▼▼▼

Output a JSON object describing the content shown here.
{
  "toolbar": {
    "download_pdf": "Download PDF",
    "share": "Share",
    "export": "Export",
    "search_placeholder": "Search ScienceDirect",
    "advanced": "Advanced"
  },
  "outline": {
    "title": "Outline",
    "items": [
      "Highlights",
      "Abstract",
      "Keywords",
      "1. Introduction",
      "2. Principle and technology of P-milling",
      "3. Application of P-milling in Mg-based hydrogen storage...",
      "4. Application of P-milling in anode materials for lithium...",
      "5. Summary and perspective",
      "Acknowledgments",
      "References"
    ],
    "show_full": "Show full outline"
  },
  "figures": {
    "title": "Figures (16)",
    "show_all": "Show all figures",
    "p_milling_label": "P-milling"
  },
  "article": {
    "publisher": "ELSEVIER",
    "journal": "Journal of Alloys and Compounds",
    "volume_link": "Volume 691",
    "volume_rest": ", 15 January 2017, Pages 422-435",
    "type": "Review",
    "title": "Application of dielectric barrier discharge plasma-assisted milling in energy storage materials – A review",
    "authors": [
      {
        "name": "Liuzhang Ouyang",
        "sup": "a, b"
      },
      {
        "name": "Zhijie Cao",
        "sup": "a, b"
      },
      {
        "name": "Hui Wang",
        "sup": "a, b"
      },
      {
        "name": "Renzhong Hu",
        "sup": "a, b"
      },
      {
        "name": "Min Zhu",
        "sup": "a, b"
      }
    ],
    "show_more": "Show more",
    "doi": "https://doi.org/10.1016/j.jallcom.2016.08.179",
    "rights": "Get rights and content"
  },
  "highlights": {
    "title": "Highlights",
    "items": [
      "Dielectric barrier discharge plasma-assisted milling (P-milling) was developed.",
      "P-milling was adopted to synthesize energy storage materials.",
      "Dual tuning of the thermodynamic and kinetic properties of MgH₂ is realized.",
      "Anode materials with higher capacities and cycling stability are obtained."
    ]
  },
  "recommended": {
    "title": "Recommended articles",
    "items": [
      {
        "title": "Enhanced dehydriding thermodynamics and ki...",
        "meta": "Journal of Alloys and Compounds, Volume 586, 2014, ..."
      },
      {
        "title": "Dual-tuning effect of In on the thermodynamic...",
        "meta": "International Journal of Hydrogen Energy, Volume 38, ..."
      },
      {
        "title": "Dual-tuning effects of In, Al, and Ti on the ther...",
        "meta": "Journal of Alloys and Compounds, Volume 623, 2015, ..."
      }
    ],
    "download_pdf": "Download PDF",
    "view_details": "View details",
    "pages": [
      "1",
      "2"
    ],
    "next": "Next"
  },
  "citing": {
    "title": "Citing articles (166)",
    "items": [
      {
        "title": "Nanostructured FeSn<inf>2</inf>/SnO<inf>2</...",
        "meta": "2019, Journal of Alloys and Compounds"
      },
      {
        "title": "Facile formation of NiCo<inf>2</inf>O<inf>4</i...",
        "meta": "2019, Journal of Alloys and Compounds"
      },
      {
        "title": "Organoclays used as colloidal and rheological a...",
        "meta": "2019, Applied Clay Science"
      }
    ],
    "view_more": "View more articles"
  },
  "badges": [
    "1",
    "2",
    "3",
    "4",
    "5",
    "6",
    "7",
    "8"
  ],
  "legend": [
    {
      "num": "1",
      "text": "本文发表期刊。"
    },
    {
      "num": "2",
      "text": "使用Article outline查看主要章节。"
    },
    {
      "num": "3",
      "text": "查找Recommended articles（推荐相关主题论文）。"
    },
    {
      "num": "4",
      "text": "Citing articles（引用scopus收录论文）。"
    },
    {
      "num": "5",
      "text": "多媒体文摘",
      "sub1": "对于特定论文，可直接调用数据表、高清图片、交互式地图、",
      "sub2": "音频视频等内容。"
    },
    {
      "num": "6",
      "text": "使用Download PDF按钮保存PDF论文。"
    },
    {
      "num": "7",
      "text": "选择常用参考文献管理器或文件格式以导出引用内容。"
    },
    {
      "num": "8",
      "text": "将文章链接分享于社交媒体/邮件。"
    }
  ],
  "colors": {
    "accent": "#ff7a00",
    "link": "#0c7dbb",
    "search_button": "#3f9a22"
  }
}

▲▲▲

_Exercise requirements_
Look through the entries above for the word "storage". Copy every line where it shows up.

_Answer for the task_
      "3. Application of P-milling in Mg-based hydrogen storage...",
    "title": "Application of dielectric barrier discharge plasma-assisted milling in energy storage materials – A review",
      "P-milling was adopted to synthesize energy storage materials.",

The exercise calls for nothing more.